Facebooktwittergoogle_pluspinterestlinkedinrssyoutubeFacebooktwittergoogle_pluspinterestlinkedinrssyoutube

By Janet Chester Bly

A wounded friend of mine wept. “I prayed very hard my husband wouldn’t leave. Every day and night I prayed. But he left anyway.”

What kills hope?

Fear or rage will. Guilt and doubt try to. Sin does. Prayer answers of “No” and death of a dream can.

Hopelessness has the ability to make us mentally intoxicated—without reason, moderation, or judgment. Our wits become all spur and no rein. We lose confidence that good things will ever happen again when we hit rock-hard bottom.

The traumas of this world soil innocence and blind our view of a loving God. We become like injured, brute beasts who strike out at or flee from the one who comes to rescue. But God told us He wants to save us. He has our best interests at heart.

“But what if mine’s broken?” my friend asked.

We can’t thrive without hope.

George Bernard Shaw told us, “The life of the human race is a brief discreditable episode in the history of the meanest of planets.”

But Jesus said, “I have come that you might have life, and have it to the full” (John 10:10).

Jean-Paul Sartre stated, “Every existing thing is born without reason, prolongs itself out of weakness and dies by chance.”

But Jesus said, “I am the way and the truth and the life” (John 14:6).

Sir James Jeans declared, “Life may be a disease which attacks planets in their decay.”

But Jesus said, “Whoever drinks the water I give him will never thirst … [It] will become in him a spring of water welling up to eternal life” (John 4:14).

Which voice do you choose to believe?

My friend chose to trust in Jesus…despite evil lurking around her and terror that struck at night.

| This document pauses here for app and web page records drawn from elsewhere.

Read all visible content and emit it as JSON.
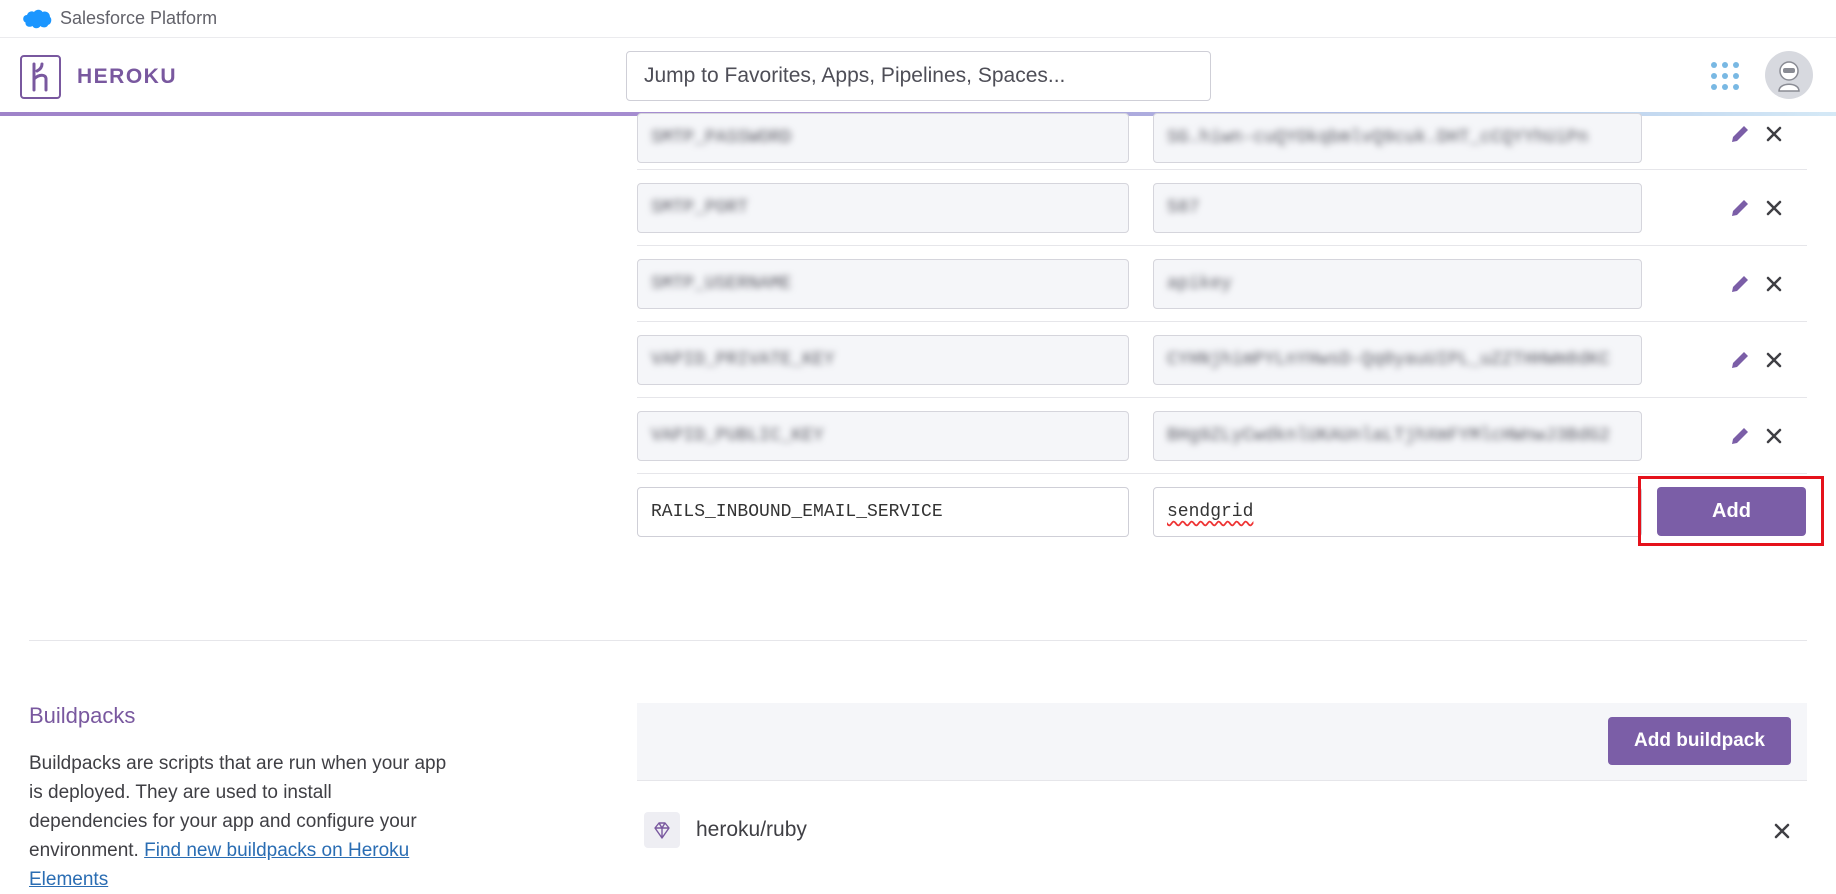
{
  "platform_bar": {
    "label": "Salesforce Platform",
    "icon": "salesforce-cloud-icon"
  },
  "header": {
    "brand": "HEROKU",
    "search_placeholder": "Jump to Favorites, Apps, Pipelines, Spaces...",
    "apps_icon": "apps-grid-icon",
    "avatar_icon": "user-avatar-icon"
  },
  "config_vars": {
    "rows": [
      {
        "key": "SMTP_PASSWORD",
        "value": "SG.hiwn-cuQYOkqbmlvQ9cuk.DHT_cCQYYhUiPn"
      },
      {
        "key": "SMTP_PORT",
        "value": "587"
      },
      {
        "key": "SMTP_USERNAME",
        "value": "apikey"
      },
      {
        "key": "VAPID_PRIVATE_KEY",
        "value": "CYHNjhimPYLnYHwsD-Qq0yauUIPL_uZZTHHWm8dKC"
      },
      {
        "key": "VAPID_PUBLIC_KEY",
        "value": "BHg9ZLyCwdknlUKAUnlaLTjhXmFYMlcHWnwJ3BdG2"
      }
    ],
    "new_key": "RAILS_INBOUND_EMAIL_SERVICE",
    "new_value": "sendgrid",
    "add_label": "Add",
    "edit_icon": "pencil-icon",
    "delete_icon": "close-icon"
  },
  "buildpacks": {
    "title": "Buildpacks",
    "description": "Buildpacks are scripts that are run when your app is deployed. They are used to install dependencies for your app and configure your environment.",
    "link_text": "Find new buildpacks on Heroku Elements",
    "add_label": "Add buildpack",
    "items": [
      {
        "name": "heroku/ruby",
        "icon": "ruby-icon"
      }
    ]
  },
  "colors": {
    "brand": "#79589f",
    "button": "#7b5ea7",
    "highlight": "#e5111b",
    "link": "#2a6db3"
  }
}
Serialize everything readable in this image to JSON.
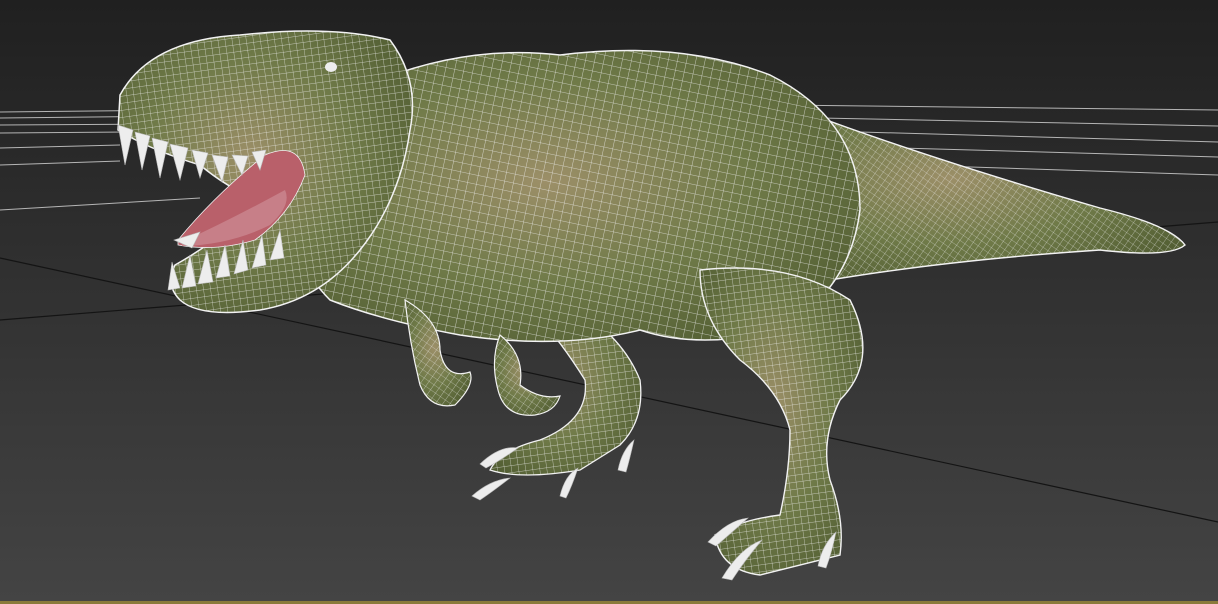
{
  "viewport": {
    "colors": {
      "background_top": "#202020",
      "background_bottom": "#444444",
      "grid_line": "#d8d8d8",
      "axis_line": "#141414",
      "wireframe": "#f2f2f2",
      "skin_dark": "#4e5a30",
      "skin_mid": "#6f7a48",
      "skin_light": "#9c8f68",
      "mouth": "#b9606a",
      "tongue": "#c9838c",
      "teeth": "#ededed",
      "active_border": "#8a7a3a"
    },
    "model": {
      "subject": "t-rex-model",
      "display_mode": "wireframe-over-shaded"
    }
  }
}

Temporary menacing shadows conspire to hide God’s gracious design for her life. But she holds onto blessed hope in Him.

Can’t wait for the unfolding of the rest of her story.

ALT="Janet Chester Bly"Janet Chester Bly authored and co-authored 40 fiction and nonfiction books for adults and kids with her late husband, Christy Award winning western author Stephen Bly. www.BlyBooks.com.  “Voices in the Night” is excerpt from Hope Lives Here: https://www.blybooks.com/books/true-life-stories/. She’s working on another devotional, Grace Spilling Over/True Stories of God’s Tender Mercies, and a novel, Beneath a Camperdown Elm, Book 3, Trails of Reba Cahill Series. Both books available summer 2018.

 

 

 

Facebooktwittergoogle_pluspinterestlinkedinrssyoutubeFacebooktwittergoogle_pluspinterestlinkedinrssyoutube

Facebooktwittergoogle_pluspinterestlinkedinrssyoutubeFacebooktwittergoogle_pluspinterestlinkedinrssyoutube